By the time I met my grandfather for the first and only time in 2000, his mental abilities were fast deteriorating. More often than not, he did not know where he was. He could not hear very well and he peed wherever he wanted. Yet, every now and then, he would regain his senses and peer at me and my sister with his one good eye and exclaim, “Oh, my granddaughters, my son’s daughters.” Then, within a few minutes, he would be sucked into his memories. One in particular stuck out: from the years he spent as a British army man in Malaysia – in the 1950s and 1960s, a time so far in the past, that his recounting entertained those watching him. But to him, he was a young soldier, standing once more in front of his commanding officer. He would recite over and over again, his rank, his name and his service number: Sergeant Nim Bahadur Pun. Service Number: 21134376. Sergeant Nim Bahadur Pun. Service Number: 21134376…
After a month-long vacation, Pushpa Bajracharya flew back to Dubai on Thursday, to resume his work as a merchandiser at a distribution company called Transmed Overseas, a job he has held for the last two-and-half years. When around two thousand people leave to work in the Gulf countries and Malaysia every day, his flight might seem like a normal occurrence–just another young person (he is 27 years old) passing through the departure gates in hopes of a better life. What is different with him is that unlike most migrant labourers who hail from the countryside, Pushpa is a native of Kathmandu, born and brought up in the neighbourhood of Sigal, and he has a bachelor’s degree in Management. His family has a background most migrants to the city dream of–a house and a shop in a prime location. And until he decided to leave for Dubai, he was a high school teacher, teaching Maths and Computer Science, and gave private tuition classes. In total, he was making Rs 25,000 a month–a starting salary for most migrant labourers abroad.

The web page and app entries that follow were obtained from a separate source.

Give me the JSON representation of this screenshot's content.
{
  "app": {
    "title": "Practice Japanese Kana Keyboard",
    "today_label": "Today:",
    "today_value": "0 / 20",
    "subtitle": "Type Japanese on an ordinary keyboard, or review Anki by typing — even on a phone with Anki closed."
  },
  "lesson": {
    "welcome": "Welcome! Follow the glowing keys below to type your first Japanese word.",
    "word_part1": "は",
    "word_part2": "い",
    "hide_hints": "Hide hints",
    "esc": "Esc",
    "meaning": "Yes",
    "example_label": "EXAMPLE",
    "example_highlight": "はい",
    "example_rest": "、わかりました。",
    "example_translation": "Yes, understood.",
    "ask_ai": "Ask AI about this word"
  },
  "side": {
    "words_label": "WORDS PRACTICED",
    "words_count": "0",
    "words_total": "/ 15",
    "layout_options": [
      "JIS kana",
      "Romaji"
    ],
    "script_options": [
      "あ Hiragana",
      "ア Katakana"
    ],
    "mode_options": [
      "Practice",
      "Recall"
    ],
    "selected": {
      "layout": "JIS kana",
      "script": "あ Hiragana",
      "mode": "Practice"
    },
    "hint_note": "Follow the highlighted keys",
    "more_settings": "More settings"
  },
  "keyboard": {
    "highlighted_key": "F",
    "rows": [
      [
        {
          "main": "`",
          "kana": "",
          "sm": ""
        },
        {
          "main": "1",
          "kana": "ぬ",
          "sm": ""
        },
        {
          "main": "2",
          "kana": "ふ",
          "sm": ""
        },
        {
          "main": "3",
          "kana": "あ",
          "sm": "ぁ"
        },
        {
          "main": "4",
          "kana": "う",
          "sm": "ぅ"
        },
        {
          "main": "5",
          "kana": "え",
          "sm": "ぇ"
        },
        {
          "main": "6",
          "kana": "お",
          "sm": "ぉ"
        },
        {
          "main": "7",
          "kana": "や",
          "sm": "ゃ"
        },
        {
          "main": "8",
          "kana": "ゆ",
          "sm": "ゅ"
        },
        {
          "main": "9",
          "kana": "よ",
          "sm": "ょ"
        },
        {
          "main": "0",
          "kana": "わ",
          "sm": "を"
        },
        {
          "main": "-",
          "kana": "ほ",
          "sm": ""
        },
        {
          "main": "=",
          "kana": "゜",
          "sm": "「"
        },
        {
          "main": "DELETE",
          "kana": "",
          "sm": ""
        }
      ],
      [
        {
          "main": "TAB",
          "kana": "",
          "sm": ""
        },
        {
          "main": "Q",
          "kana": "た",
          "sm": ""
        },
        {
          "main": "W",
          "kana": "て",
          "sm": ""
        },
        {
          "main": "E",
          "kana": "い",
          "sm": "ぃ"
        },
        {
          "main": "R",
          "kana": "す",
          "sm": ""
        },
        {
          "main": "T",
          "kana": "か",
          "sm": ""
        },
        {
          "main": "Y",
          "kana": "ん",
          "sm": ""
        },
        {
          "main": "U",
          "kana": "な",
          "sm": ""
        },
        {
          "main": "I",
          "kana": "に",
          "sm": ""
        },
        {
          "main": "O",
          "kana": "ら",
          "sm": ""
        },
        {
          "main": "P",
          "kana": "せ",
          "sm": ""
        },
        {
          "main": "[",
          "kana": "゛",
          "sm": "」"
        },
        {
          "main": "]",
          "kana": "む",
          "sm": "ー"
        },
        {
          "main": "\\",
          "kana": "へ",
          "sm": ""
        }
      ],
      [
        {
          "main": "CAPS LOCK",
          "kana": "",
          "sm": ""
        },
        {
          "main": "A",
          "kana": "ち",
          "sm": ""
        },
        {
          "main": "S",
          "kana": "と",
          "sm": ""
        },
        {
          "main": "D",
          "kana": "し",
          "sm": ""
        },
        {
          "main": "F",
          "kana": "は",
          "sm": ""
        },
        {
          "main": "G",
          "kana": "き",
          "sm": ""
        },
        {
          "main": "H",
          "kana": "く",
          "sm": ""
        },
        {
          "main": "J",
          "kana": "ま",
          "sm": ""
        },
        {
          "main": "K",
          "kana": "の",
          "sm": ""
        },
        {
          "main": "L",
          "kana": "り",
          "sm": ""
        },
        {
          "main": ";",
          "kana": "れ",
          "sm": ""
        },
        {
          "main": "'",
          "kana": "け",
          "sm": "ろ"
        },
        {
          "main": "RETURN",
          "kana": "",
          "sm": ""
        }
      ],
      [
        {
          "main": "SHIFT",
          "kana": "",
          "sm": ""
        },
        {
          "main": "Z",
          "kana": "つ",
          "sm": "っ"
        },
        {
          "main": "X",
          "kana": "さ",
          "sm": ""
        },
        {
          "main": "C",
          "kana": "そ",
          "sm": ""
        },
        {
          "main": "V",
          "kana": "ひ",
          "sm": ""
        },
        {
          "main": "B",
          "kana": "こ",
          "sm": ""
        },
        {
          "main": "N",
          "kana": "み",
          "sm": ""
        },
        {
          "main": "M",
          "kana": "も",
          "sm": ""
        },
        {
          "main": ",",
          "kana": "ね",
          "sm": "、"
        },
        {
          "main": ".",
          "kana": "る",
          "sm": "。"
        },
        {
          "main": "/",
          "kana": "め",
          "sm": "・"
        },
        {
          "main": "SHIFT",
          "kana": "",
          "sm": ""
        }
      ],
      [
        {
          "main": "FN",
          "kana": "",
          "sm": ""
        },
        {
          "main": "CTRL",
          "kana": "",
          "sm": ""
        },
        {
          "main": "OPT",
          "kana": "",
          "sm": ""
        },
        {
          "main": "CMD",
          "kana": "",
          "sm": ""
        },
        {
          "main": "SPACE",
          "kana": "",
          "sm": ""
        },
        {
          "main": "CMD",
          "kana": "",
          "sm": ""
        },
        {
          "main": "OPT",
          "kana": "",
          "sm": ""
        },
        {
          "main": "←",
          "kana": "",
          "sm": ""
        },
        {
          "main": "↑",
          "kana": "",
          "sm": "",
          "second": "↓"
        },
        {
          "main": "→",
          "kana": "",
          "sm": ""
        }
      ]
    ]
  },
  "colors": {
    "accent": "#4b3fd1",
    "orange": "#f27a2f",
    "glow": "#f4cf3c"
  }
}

A migrant worker walking out of the arrivals terminal at the Tribhuvan International Airport is instantly recognizable. He has many large suitcases tightly tied with strings as if each suitcase were a salmon fish in a net. The sight of the strings around the suitcase gave rise to the widely-used moniker dori lahure (dori: a piece of string; lahure: anyone who goes abroad for work). These days, strings are being slowly replaced by cling-plastic wrap, as the latter is easier to use and fits the purpose better.
Published in the Kathmandu Post
About three weeks ago, Tika Rijal was walking out of his hostel—an apartment block where migrant workers are housed—in Subang Jaya, Malaysia, to buy a blanket to send home to Nepal. Around the corner, he ran into a policeman, who asked his name and then for his passport—a regular occurrence in Malaysia, where its police have the right to ask a civilian for his identification card. The citizens of the country carry what is called a Malaysian Card. For migrant workers, the equivalent is their passport, with a valid work permit stamped on the pages. But like 90 percent of the migrant labourers recruited in the country, Rijal’s passport is never with him. It is with the company he has been working at for the last 10 years, Domino’s Pizza. Instead of the passport, he usually carries a photocopy of the page that shows the work permit.